Dataset extract:
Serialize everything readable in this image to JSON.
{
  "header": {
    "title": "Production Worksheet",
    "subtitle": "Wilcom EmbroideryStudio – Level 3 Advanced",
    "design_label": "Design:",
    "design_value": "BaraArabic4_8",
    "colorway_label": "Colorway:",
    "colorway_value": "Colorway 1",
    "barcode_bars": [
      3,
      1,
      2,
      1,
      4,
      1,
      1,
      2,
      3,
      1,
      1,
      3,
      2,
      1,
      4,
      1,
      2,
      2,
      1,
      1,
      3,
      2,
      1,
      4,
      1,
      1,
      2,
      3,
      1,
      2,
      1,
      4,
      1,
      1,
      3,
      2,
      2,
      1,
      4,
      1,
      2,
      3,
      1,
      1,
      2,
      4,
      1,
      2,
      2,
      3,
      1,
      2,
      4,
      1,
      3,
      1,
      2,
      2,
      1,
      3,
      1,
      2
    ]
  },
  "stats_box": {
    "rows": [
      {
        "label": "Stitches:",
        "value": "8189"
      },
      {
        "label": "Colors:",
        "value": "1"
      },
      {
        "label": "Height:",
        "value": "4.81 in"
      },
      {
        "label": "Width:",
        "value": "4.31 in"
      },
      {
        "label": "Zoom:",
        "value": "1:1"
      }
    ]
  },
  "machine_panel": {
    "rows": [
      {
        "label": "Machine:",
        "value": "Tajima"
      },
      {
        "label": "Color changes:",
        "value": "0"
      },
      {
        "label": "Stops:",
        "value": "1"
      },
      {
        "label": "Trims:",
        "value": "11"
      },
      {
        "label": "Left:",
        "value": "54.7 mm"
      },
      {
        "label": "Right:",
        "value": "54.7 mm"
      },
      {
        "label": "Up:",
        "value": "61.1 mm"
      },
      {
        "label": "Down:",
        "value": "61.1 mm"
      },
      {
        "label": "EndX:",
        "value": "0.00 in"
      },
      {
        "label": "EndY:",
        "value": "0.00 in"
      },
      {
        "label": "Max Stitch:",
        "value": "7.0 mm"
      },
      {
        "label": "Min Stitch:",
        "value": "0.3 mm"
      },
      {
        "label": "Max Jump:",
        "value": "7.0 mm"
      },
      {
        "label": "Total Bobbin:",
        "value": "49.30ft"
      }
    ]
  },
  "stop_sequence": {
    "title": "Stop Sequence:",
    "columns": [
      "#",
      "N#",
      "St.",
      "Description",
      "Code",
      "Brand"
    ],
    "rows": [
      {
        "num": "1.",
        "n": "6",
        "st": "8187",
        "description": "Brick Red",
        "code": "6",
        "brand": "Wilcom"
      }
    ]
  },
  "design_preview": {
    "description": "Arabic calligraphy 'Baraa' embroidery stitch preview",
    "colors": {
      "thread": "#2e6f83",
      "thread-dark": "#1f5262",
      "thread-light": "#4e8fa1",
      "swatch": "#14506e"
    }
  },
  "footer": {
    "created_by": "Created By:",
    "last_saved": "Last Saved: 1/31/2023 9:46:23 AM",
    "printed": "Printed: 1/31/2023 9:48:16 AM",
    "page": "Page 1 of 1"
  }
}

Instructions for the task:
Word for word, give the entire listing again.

Worked solution:
Serialize everything readable in this image to JSON.
{
  "header": {
    "title": "Production Worksheet",
    "subtitle": "Wilcom EmbroideryStudio – Level 3 Advanced",
    "design_label": "Design:",
    "design_value": "BaraArabic4_8",
    "colorway_label": "Colorway:",
    "colorway_value": "Colorway 1",
    "barcode_bars": [
      3,
      1,
      2,
      1,
      4,
      1,
      1,
      2,
      3,
      1,
      1,
      3,
      2,
      1,
      4,
      1,
      2,
      2,
      1,
      1,
      3,
      2,
      1,
      4,
      1,
      1,
      2,
      3,
      1,
      2,
      1,
      4,
      1,
      1,
      3,
      2,
      2,
      1,
      4,
      1,
      2,
      3,
      1,
      1,
      2,
      4,
      1,
      2,
      2,
      3,
      1,
      2,
      4,
      1,
      3,
      1,
      2,
      2,
      1,
      3,
      1,
      2
    ]
  },
  "stats_box": {
    "rows": [
      {
        "label": "Stitches:",
        "value": "8189"
      },
      {
        "label": "Colors:",
        "value": "1"
      },
      {
        "label": "Height:",
        "value": "4.81 in"
      },
      {
        "label": "Width:",
        "value": "4.31 in"
      },
      {
        "label": "Zoom:",
        "value": "1:1"
      }
    ]
  },
  "machine_panel": {
    "rows": [
      {
        "label": "Machine:",
        "value": "Tajima"
      },
      {
        "label": "Color changes:",
        "value": "0"
      },
      {
        "label": "Stops:",
        "value": "1"
      },
      {
        "label": "Trims:",
        "value": "11"
      },
      {
        "label": "Left:",
        "value": "54.7 mm"
      },
      {
        "label": "Right:",
        "value": "54.7 mm"
      },
      {
        "label": "Up:",
        "value": "61.1 mm"
      },
      {
        "label": "Down:",
        "value": "61.1 mm"
      },
      {
        "label": "EndX:",
        "value": "0.00 in"
      },
      {
        "label": "EndY:",
        "value": "0.00 in"
      },
      {
        "label": "Max Stitch:",
        "value": "7.0 mm"
      },
      {
        "label": "Min Stitch:",
        "value": "0.3 mm"
      },
      {
        "label": "Max Jump:",
        "value": "7.0 mm"
      },
      {
        "label": "Total Bobbin:",
        "value": "49.30ft"
      }
    ]
  },
  "stop_sequence": {
    "title": "Stop Sequence:",
    "columns": [
      "#",
      "N#",
      "St.",
      "Description",
      "Code",
      "Brand"
    ],
    "rows": [
      {
        "num": "1.",
        "n": "6",
        "st": "8187",
        "description": "Brick Red",
        "code": "6",
        "brand": "Wilcom"
      }
    ]
  },
  "design_preview": {
    "description": "Arabic calligraphy 'Baraa' embroidery stitch preview",
    "colors": {
      "thread": "#2e6f83",
      "thread-dark": "#1f5262",
      "thread-light": "#4e8fa1",
      "swatch": "#14506e"
    }
  },
  "footer": {
    "created_by": "Created By:",
    "last_saved": "Last Saved: 1/31/2023 9:46:23 AM",
    "printed": "Printed: 1/31/2023 9:48:16 AM",
    "page": "Page 1 of 1"
  }
}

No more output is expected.